The BBC is investigating its own Asian Network over alleged claims of ‘anti-Muslim bias’, according to several reports today.

The Mail has reported that at least 20 past and present BBC employees, all Asian Muslims, have lodged complaints that its digital radio station, Asian Network, is operating with an anti-Muslim policy.

The claims made by certain individuals also slammed the station for scheduling more Bollywood and Bhangra music, which are more popular genres amongst the Hindu and Sikh communities, over Pakistani or Bengali music for its 500,000 listeners.

Another area of concern raised by past and former employees was of Muslim presenters and reporters being sidelined or sacked from the station in favour of Asians from other backgrounds mainly Hindus and Sikhs.

This case has now been taken up by Labour peer Lord Ahmed of Rotherham, who campaigns on discrimination issues. He was made aware of the issues several months ago and has since written to the BBC director-general Mark Thompson to investigate the claims.

Now the BBC has taken the unusual step of having the inquiry conducted by an external expert, Stephen Whittle, chairman of the Ofcom-linked Broadcast Training & Skills Regulator. He is believed to be taking evidence from tomorrow.

Lord Ahmed told the Daily Mail: “I have been making these representations to the BBC for the past ten years.”

“I am disappointed that not much has changed.”

“There seems to be a small mafia that is promoting their version of a culture which is contrary to the diversity within the Asian community.”

Back in November, Eastern Eye made sensational claims saying that Mark Strippel was a director of Panjabi Hit Squad while being Head of Music at the station. At the time, the BBC Asian Network refused all the allegations adding Strippel resigned as a company director of Panjabi Hit Squad in August 2004.

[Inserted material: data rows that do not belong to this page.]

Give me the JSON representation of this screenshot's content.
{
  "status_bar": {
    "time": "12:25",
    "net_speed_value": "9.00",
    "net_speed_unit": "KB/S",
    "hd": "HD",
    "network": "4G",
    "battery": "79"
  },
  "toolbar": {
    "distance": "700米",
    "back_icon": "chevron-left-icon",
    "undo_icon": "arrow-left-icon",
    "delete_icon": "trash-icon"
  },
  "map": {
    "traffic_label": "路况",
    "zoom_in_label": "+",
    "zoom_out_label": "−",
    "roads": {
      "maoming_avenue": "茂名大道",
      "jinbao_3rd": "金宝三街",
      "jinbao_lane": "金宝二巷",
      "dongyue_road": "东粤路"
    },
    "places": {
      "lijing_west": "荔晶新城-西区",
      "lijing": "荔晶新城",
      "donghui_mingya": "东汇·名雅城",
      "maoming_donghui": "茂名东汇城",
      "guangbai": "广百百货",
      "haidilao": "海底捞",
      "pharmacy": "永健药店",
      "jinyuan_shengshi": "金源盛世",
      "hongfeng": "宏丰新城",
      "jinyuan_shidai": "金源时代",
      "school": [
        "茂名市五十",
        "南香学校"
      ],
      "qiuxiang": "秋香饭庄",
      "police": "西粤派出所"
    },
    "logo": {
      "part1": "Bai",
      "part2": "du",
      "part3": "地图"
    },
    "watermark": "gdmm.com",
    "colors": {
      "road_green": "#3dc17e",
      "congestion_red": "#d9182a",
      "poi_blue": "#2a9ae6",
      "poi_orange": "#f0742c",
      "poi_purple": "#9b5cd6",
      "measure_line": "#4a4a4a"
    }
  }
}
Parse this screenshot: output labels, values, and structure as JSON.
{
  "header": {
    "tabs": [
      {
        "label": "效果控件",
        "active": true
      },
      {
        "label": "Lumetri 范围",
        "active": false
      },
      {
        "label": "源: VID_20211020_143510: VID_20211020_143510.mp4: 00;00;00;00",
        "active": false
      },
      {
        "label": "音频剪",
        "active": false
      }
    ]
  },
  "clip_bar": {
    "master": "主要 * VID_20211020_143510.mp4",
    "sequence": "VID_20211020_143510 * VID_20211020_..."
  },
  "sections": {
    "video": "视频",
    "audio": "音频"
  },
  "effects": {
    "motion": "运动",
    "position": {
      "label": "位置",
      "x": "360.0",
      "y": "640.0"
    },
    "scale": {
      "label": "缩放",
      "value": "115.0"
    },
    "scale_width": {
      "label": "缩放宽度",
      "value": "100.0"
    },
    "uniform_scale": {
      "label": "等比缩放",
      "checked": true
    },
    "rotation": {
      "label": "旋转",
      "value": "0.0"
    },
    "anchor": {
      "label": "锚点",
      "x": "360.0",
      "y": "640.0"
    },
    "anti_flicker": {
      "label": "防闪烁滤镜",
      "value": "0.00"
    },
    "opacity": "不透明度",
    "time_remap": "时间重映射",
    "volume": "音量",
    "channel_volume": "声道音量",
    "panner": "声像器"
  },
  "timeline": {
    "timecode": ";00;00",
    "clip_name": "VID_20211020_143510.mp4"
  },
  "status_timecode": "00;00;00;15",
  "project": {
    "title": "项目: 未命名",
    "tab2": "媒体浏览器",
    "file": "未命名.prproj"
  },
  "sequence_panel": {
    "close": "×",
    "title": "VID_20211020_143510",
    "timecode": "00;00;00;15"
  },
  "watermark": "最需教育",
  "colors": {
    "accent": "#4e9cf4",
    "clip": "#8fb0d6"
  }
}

A month earlier, the British Asian newspaper highlighted the lack of Pakistani and British Pakistani artists on the radio station’s playlist. It assessed a list of the Asian Network’s last 22 playlists, to the week ending October 28 (2007) which showed

that only about five per cent of songs on them were by artists of Pakistani descent.

The newspaper also pushed the station into an On-Air apology for a sham competition on Raj and Pablo’s ‘Film Cafe’ show.

Hamant Verma, editor of Eastern Eye, said: “What on earth is going on at that station? It is a shame that the hard-work of its talented staff is overshadowed by yet another row about its management, be it the result of incompetent leadership or just plain racism.”